If all goes well, this should now trigger a whole bunch of API calls. First, you will see an API call fetching the login form data (courtesy of parse_creds), then the call to addItemForContentService1, a couple to isItemRefreshing, and finally to getRefreshInfo. If all has went well, you should now have a status code of 0.

account.reload.status_code # => 0

Success at last!

Yodlee has scraped our data. So how do we retrieve it?

Retrieving Transactions

Yodlee provides a number of different API calls to retrieve transaction data and it's worth taking time to explore them all to find which works best for you.

As an example though, we will use executeUserSearchRequest. Add this method to the Yodlee::Account class.

app/models/yodlee/account.rb
def transaction_data
  query({
    :endpoint => '/jsonsdk/TransactionSearchService/executeUserSearchRequest',
    :method => :POST,
    :params => {
      :cobSessionToken => cobrand_token,
      :userSessionToken => token,
      :'transactionSearchRequest.containerType' => 'All',
      :'transactionSearchRequest.higherFetchLimit' => 500,
      :'transactionSearchRequest.lowerFetchLimit' => 1,
      :'transactionSearchRequest.resultRange.endNumber' => 100,
      :'transactionSearchRequest.resultRange.startNumber' => 1,
      :'transactionSearchRequest.searchClients.clientId' => 1,
      :'transactionSearchRequest.searchClients.clientName' => 'DataSearchService',
      :'transactionSearchRequest.userInput' => nil,
      :'transactionSearchRequest.ignoreUserInput' => true,
      :'transactionSearchRequest.searchFilter.currencyCode' => 'USD',
      :'transactionSearchRequest.searchFilter.postDateRange.fromDate' => 1.year.ago.strftime('%m-%d-%Y'),
      :'transactionSearchRequest.searchFilter.postDateRange.toDate' => Time.zone.now.strftime('%m-%d-%Y'),
      :'transactionSearchRequest.searchFilter.transactionSplitType' => 'ALL_TRANSACTION'
    }
  })
end

Let's head back to the console and retrieve that data!

reload! 
account = Account.last
account.yodlee.transaction_data

Aha! Look at all that data! Delicious :)

Wrapping Up

As always, compare your code to my gist to make sure it's right:

The Final Wrap Up

So there you have it - detailed transaction data.
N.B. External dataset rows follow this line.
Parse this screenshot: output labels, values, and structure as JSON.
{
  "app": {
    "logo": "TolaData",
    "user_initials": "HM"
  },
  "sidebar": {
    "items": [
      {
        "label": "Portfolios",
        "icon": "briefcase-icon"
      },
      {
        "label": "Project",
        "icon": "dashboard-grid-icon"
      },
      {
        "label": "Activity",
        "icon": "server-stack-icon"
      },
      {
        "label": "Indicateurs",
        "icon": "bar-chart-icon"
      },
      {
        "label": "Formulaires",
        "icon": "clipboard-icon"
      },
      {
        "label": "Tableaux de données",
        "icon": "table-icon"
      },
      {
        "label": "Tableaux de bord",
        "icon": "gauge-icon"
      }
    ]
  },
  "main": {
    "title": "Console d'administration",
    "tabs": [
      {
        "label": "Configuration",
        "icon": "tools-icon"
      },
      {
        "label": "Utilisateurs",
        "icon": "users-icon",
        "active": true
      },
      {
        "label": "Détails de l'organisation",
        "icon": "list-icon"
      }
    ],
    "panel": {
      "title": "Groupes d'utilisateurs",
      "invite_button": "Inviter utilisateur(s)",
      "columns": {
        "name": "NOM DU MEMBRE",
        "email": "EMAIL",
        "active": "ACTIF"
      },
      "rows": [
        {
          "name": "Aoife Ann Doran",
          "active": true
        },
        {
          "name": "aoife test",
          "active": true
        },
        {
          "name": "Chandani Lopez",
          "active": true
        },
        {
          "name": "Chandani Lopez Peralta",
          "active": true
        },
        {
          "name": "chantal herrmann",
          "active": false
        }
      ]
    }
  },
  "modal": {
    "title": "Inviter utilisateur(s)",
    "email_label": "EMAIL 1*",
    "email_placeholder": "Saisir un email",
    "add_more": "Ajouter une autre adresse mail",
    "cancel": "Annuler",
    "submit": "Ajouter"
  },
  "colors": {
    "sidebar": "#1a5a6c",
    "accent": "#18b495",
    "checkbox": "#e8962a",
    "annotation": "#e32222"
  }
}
Inspect the data in the log we created earlier so you can see what type of data is returned and what is available.

Before we end the series, I'd like to touch on two things.

Always Use Conditionals

When writing code to commit transaction data to your database, always use conditionals: always write if statements - if the field is present, commit it. Why? As Yodlee deals with tons of banks, the format of the data returned isn't always consistent. For example, just because fetching transactions from American Express can include a "running balance" field on each transaction doesn't guarantee that a Citibank account data dump will have a "running balance" field. Adding conditionals will ensure your users don't hit 500 errors.

MFA Banks

At this point, I need to discuss MFA: Multi-Factor Authentication.

Multi-factor authentication is the term given when a bank requires a user to supply more than just a username and password. For some banks, that means that the user must answer security questions. For others, the user may need to supply a security token, identify an image, or solve a captcha.

Throughout this series, we have only dealt with the API flow for banks that do not use multi-factor authentication. But many banks do have multi-factor authentication. Submitting account credentials to Yodlee for MFA banks uses a completely different API flow: addItemForContentService1, startRefresh7, getMFAResponse, putMFARequest, and getRefreshInfo1.

You can learn more about MFA on the Yodlee developer portal here and see a flowchart of the MFA API flow here.

So Long, Folks

And.... we're done. If you've made it till here and found this tutorial useful, please shout in the comments. I'd love to hear from you.